Data extracted from a collection:
= = = = = = =
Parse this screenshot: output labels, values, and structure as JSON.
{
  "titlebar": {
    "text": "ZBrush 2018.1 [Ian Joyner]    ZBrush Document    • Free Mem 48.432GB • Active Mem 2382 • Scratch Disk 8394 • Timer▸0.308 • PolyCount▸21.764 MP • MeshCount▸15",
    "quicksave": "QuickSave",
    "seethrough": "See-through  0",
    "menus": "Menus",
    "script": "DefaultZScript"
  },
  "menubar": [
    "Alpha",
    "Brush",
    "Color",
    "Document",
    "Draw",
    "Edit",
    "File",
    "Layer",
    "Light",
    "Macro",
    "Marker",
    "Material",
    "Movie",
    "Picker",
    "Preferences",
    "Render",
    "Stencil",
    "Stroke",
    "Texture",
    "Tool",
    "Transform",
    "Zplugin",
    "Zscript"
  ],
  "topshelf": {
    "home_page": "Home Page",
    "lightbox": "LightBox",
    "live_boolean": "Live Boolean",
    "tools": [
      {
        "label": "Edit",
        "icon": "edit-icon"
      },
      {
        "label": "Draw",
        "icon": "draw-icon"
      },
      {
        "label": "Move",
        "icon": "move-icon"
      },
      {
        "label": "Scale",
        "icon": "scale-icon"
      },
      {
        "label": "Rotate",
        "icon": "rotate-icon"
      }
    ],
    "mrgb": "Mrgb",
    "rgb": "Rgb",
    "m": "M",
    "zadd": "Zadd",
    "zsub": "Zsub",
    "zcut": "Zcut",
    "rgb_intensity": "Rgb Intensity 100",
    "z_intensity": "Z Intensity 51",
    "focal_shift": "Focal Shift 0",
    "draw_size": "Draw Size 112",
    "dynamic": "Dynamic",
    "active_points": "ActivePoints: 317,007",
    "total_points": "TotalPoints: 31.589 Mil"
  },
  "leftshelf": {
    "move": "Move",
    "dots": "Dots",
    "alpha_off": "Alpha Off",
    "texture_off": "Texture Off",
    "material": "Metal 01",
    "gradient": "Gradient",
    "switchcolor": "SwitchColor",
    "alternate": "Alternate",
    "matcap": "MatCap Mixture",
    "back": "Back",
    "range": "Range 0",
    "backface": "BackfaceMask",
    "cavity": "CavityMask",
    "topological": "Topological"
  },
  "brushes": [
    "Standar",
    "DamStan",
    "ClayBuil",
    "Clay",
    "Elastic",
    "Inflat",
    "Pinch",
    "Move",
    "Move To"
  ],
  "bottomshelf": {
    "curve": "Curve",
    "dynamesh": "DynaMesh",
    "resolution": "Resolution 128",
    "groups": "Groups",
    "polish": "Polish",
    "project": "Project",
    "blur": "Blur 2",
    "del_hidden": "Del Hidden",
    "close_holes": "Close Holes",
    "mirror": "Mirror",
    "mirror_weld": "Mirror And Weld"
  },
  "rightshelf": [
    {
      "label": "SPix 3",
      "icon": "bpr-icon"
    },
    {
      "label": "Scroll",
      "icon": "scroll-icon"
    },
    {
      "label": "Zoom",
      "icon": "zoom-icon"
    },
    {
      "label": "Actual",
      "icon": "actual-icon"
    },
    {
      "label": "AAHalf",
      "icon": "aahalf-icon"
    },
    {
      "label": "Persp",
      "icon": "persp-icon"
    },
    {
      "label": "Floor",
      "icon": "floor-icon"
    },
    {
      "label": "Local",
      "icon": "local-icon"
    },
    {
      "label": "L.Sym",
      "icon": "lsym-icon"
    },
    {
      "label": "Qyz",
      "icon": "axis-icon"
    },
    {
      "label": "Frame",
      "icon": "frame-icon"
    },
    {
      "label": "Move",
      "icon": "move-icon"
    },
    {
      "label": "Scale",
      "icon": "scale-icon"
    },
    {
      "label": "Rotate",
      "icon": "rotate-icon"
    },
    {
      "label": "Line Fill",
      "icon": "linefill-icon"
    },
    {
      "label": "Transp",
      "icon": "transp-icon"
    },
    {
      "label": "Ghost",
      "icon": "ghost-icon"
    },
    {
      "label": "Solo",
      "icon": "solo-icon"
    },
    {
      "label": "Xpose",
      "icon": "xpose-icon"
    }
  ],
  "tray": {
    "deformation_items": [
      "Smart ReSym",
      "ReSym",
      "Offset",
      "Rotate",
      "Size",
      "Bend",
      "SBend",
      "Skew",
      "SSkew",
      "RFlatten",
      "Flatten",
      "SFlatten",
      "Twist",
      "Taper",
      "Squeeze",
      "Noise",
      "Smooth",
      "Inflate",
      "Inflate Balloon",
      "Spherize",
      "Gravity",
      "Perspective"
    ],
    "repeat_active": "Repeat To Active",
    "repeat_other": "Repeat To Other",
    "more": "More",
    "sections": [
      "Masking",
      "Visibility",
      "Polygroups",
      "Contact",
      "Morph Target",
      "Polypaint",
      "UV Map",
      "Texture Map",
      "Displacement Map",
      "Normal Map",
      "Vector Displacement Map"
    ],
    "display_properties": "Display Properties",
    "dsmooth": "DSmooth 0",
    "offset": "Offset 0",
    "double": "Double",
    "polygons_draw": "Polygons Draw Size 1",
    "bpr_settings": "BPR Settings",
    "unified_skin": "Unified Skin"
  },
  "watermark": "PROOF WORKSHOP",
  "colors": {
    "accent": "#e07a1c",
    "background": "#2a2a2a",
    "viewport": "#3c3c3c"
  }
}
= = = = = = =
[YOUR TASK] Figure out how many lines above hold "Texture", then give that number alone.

[EXPECTED ANSWER] 3